Emergency dentist in St John's Wood

If you need to see an emergency dentist it is best to call us at the practice as early as possible, so we can see you on the same day.

For emergency help outside normal hours, please telephone -

07552 122722 this phone is carried by a member of our team

or

020 8748 9365 24 hour “out of hour” service at Baker St, this service is run independently and charged on their own fee scale.

If you have a severe dental emergency caused by trauma we recommend you visit your local accident and emergency department.

 

For teeth that have been knocked out (avulsed)
To stop the bleeding apply direct pressure to the tooth socket where it has come out, biting down on a piece of gauze may help.
If the tooth is still attached in the mouth do not pull it out, this attachment could be providing a good blood supply. If you are able, put the tooth back in to the socket it came out of ensuring you do not touch the root and that the tooth is facing the right way round!
If the tooth comes out completely either place it inside the patients mouth and take them to an emergency dentist, or if this isn't possible due to facial injuries or swelling place it in to a cup of milk and take the patient to an emergency dentist or accident and emergency department.
For patients of our practice in Sheffield we offer a comprehensive emergency dental cover service operated on a rotor basis with other dentists in the area.
This means our patients are never left without emergency dental cover.
If you are not currently a patient of S10 Dental and wish to avail yourself of this emergency dental service you will need to register with the practice beforehand.

Emergency dentistry advice

For teeth that have been knocked out (avulsed)

If you have lost a tooth and need emergency dental help to stop the bleeding we recommend you apply direct pressure to the bleeding area, biting down on to a piece of gauze may make it easier to apply constant pressure

Please do not pull the tooth out if it is still attached, the attached tissue could be providing a blood supply to the tooth which will help to keep it alive. Place the avulsed tooth in to the patient's mouth (inside their cheek is good) or if possible place the tooth back in to the socket being careful not to touch the root - also be sure to place the tooth back the right way round!

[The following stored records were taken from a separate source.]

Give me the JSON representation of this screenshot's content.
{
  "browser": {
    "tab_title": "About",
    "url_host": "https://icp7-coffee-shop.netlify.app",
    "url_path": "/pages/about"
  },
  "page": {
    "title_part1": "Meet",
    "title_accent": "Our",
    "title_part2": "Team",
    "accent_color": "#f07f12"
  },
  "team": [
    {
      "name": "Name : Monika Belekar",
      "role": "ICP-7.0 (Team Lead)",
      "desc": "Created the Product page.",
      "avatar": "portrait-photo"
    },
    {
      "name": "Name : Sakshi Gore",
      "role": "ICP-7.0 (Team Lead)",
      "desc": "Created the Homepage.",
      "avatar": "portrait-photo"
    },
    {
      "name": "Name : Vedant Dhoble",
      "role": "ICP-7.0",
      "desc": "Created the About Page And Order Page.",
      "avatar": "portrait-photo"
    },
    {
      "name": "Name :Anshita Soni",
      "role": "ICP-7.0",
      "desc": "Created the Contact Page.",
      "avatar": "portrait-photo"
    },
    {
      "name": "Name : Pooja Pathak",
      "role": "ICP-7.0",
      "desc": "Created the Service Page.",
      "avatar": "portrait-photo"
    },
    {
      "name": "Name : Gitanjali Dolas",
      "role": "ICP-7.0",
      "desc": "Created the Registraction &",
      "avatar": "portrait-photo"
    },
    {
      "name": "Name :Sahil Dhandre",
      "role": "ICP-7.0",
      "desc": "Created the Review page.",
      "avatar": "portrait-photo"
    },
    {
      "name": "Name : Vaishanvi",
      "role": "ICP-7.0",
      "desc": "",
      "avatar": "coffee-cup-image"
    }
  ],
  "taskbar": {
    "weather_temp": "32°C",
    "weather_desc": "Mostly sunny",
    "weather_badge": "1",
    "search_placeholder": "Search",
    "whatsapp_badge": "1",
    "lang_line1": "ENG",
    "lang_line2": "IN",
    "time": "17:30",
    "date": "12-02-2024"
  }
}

Sometimes it's not possible to put the tooth back in an emergency, if this is the case carefully place it in to a container of milk - this will help to keep it hydrated and increase the chances of the emergency dentists being able to replant it.